1. Limited time only! Sign up for a free 30min personal tutor trial with Chegg Tutors
    Dismiss Notice
Dismiss Notice
Join Physics Forums Today!
The friendliest, high quality science and math community on the planet! Everyone who loves science is here!

Homework Help: Electrical resistance of a paraboloid.

  1. Mar 28, 2010 #1
    1. The problem statement, all variables and given/known data
    What would the electrical resistance of a paraboloid from y = 0 to L be?


    2. Relevant equations
    [tex]R = \rho \frac{L}{A}[/tex]


    3. The attempt at a solution
    Okay, so I'll put the parabola (that would rotate into the paraboloid) into the form [tex] y = \sqrt{x}[/tex]

    The function A(x) is just the area of the circle, at distance x.

    A = [tex]\pi y^{2} = \pi x[/tex]

    I'll break the paraboloid up first into a finite sum of discs, from 0 to L.

    [tex]R = \Sigma \rho \frac{\Delta x}{A(x)}[/tex]

    ==>

    [tex]R = \int^{L}_{0} \rho \frac{dx}{\pi x}[/tex]

    ==>

    [tex]R = \frac{\rho}{\pi} \int^{L}_{0}\frac{1}{x} dx[/tex]

    This integral resolves to:

    [tex]R = [\frac{\rho}{\pi}ln(x)]^{L}_{0}[/tex]

    Natural log of 0 is undefined, so this would resolve to a numerical answer, as at the limit of x ==> 0, the area approaches zero and this means infinite resistance. But is the maths correct?

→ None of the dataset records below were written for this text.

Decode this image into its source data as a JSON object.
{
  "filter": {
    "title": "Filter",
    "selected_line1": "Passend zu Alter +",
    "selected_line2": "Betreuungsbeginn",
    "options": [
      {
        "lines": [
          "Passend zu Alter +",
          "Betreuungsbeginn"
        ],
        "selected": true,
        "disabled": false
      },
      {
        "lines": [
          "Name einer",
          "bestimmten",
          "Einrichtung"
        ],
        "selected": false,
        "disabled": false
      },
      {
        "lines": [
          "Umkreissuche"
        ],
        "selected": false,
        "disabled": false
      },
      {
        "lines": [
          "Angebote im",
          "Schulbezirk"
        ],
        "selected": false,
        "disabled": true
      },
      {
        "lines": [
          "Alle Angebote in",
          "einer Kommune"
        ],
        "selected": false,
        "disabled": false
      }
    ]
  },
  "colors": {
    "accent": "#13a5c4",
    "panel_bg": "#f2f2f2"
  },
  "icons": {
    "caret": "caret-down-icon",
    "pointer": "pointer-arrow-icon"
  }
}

Or can someone suggest a better way to actually find an answer.
     
  2. jcsd
  3. Apr 21, 2010 #2
    bump. <_<
     
Share this great discussion with others via Reddit, Google+, Twitter, or Facebook